** WHAT IS NEEDED **
The listing, minus its pictures, is to be given again exactly.

[Start of section]

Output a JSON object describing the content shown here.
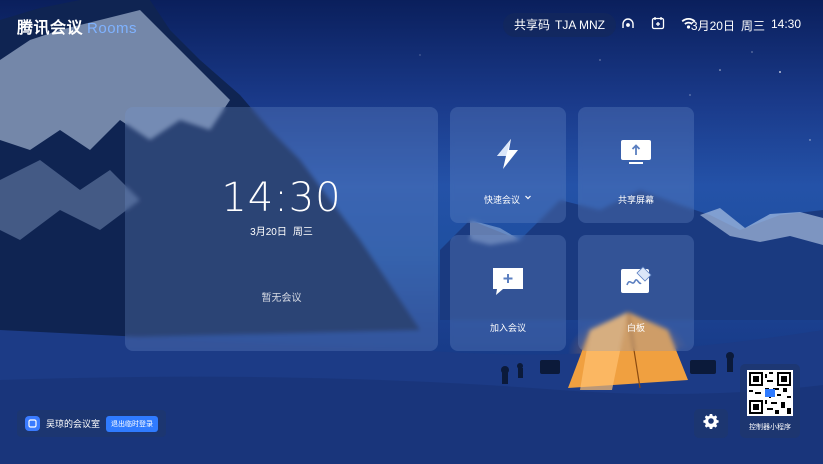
{
  "brand": {
    "name_cn": "腾讯会议",
    "name_en": "Rooms"
  },
  "header": {
    "share_code_label": "共享码",
    "share_code_value": "TJA MNZ",
    "date": "3月20日",
    "weekday": "周三",
    "time": "14:30",
    "icons": [
      "headset-icon",
      "calendar-icon",
      "wifi-icon"
    ]
  },
  "clock": {
    "time": "14:30",
    "date": "3月20日",
    "weekday": "周三",
    "no_meeting": "暂无会议"
  },
  "tiles": {
    "quick": {
      "label": "快速会议",
      "icon": "lightning-icon"
    },
    "share": {
      "label": "共享屏幕",
      "icon": "share-screen-icon"
    },
    "join": {
      "label": "加入会议",
      "icon": "join-meeting-icon"
    },
    "board": {
      "label": "白板",
      "icon": "whiteboard-icon"
    }
  },
  "room": {
    "name": "吴琼的会议室",
    "exit_label": "退出临时登录"
  },
  "qr": {
    "label": "控制器小程序"
  },
  "colors": {
    "accent": "#2f7bff",
    "brand_light": "#7fb2ff"
  }
}
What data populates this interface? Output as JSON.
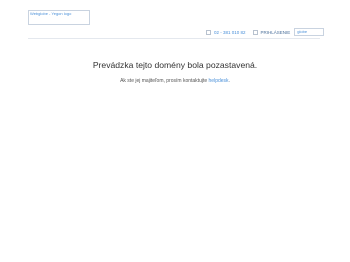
{
  "header": {
    "logo_placeholder": "Webglobe - Yegon logo",
    "phone": "02 - 381 010 82",
    "login_label": "PRIHLÁSENIE",
    "search_label": "globe"
  },
  "main": {
    "headline": "Prevádzka tejto domény bola pozastavená.",
    "subline_prefix": "Ak ste jej majiteľom, prosím kontaktujte ",
    "helpdesk_link": "helpdesk",
    "subline_suffix": "."
  },
  "colors": {
    "accent": "#4a90d9",
    "text": "#333333",
    "border": "#c9d3e0"
  }
}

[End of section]

** RESULT BELOW **
Output a JSON object describing the content shown here.
{
  "brand": {
    "name_cn": "腾讯会议",
    "name_en": "Rooms"
  },
  "header": {
    "share_code_label": "共享码",
    "share_code_value": "TJA MNZ",
    "date": "3月20日",
    "weekday": "周三",
    "time": "14:30",
    "icons": [
      "headset-icon",
      "calendar-icon",
      "wifi-icon"
    ]
  },
  "clock": {
    "time": "14:30",
    "date": "3月20日",
    "weekday": "周三",
    "no_meeting": "暂无会议"
  },
  "tiles": {
    "quick": {
      "label": "快速会议",
      "icon": "lightning-icon"
    },
    "share": {
      "label": "共享屏幕",
      "icon": "share-screen-icon"
    },
    "join": {
      "label": "加入会议",
      "icon": "join-meeting-icon"
    },
    "board": {
      "label": "白板",
      "icon": "whiteboard-icon"
    }
  },
  "room": {
    "name": "吴琼的会议室",
    "exit_label": "退出临时登录"
  },
  "qr": {
    "label": "控制器小程序"
  },
  "colors": {
    "accent": "#2f7bff",
    "brand_light": "#7fb2ff"
  }
}
What data populates this interface? Output as JSON.
{
  "header": {
    "logo_placeholder": "Webglobe - Yegon logo",
    "phone": "02 - 381 010 82",
    "login_label": "PRIHLÁSENIE",
    "search_label": "globe"
  },
  "main": {
    "headline": "Prevádzka tejto domény bola pozastavená.",
    "subline_prefix": "Ak ste jej majiteľom, prosím kontaktujte ",
    "helpdesk_link": "helpdesk",
    "subline_suffix": "."
  },
  "colors": {
    "accent": "#4a90d9",
    "text": "#333333",
    "border": "#c9d3e0"
  }
}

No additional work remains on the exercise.